Your objective » After checking the listing below, say how many of its lines contain the string "cursor". Only the number is needed.

Input »
+---+

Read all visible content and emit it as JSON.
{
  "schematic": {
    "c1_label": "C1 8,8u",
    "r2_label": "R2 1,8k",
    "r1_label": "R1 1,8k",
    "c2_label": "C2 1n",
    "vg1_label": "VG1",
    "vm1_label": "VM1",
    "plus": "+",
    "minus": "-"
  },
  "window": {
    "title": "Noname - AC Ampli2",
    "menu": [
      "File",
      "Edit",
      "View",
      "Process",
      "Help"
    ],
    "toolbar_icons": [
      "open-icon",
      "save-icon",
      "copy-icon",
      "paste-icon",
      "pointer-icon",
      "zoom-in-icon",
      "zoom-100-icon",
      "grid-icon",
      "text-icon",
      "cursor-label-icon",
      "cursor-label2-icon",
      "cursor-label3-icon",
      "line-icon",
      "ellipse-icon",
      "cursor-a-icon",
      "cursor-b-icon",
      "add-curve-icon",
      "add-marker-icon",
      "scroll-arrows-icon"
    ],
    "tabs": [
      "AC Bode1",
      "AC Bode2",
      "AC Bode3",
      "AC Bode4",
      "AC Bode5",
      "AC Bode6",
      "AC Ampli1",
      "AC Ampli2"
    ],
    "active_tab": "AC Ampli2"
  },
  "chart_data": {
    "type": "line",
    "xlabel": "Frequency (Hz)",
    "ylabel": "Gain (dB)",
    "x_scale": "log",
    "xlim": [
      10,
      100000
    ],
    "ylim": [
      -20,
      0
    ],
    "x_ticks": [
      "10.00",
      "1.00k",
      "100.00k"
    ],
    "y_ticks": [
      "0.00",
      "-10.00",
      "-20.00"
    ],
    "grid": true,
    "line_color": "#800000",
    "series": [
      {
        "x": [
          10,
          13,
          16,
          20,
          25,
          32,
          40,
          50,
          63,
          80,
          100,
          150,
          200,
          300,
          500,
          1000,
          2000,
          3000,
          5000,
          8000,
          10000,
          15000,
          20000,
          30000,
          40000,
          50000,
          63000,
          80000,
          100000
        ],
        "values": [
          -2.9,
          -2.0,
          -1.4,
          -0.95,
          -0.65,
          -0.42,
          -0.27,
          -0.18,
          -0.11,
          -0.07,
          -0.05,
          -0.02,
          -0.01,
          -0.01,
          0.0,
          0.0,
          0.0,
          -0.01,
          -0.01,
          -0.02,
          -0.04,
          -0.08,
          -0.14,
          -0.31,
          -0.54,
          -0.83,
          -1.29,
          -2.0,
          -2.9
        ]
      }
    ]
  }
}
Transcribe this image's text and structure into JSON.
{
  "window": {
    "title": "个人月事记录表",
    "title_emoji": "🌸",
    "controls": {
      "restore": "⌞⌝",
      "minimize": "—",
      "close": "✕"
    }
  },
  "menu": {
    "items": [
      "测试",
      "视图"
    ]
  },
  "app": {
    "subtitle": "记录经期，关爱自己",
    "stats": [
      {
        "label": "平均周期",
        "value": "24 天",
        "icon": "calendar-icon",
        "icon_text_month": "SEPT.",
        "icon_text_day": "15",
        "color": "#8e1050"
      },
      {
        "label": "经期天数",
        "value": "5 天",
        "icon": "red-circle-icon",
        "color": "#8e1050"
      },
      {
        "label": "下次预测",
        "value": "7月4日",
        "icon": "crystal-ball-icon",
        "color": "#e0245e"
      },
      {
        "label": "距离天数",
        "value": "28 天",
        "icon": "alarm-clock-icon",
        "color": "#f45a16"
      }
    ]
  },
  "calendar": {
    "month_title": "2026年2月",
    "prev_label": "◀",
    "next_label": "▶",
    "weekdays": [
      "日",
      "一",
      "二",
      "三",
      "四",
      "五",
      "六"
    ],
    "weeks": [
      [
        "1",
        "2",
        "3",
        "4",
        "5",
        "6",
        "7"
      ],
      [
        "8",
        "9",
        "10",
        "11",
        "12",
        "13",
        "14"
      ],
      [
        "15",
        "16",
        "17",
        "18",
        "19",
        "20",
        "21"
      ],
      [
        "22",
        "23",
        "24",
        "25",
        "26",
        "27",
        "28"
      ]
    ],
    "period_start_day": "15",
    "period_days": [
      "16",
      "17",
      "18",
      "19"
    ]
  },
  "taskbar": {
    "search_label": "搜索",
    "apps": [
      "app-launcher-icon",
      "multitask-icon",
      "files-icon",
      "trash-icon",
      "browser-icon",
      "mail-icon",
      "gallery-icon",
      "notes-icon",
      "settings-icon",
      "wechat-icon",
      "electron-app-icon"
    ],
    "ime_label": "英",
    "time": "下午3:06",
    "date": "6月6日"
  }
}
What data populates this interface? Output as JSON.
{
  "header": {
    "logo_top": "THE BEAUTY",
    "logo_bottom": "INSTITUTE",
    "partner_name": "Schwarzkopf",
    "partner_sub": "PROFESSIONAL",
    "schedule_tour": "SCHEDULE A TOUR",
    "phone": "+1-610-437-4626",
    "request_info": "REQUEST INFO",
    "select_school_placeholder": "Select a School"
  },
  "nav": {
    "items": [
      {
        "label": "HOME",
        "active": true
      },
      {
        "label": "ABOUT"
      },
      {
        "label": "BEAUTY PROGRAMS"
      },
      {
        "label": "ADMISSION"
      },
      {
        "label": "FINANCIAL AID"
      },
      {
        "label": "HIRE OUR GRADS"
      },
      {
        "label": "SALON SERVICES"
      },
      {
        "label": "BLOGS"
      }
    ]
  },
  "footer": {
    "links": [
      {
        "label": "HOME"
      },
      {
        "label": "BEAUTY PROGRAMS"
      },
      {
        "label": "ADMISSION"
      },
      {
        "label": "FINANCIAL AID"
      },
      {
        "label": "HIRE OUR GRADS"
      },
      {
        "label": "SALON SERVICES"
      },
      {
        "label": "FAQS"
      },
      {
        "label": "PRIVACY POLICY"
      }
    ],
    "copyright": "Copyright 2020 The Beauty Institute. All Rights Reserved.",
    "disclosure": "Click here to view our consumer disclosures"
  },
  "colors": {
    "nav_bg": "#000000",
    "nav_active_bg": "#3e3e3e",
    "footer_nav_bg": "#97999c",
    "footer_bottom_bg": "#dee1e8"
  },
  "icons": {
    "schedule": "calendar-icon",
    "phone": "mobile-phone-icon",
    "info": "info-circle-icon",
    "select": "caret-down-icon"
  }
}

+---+

Response box » 5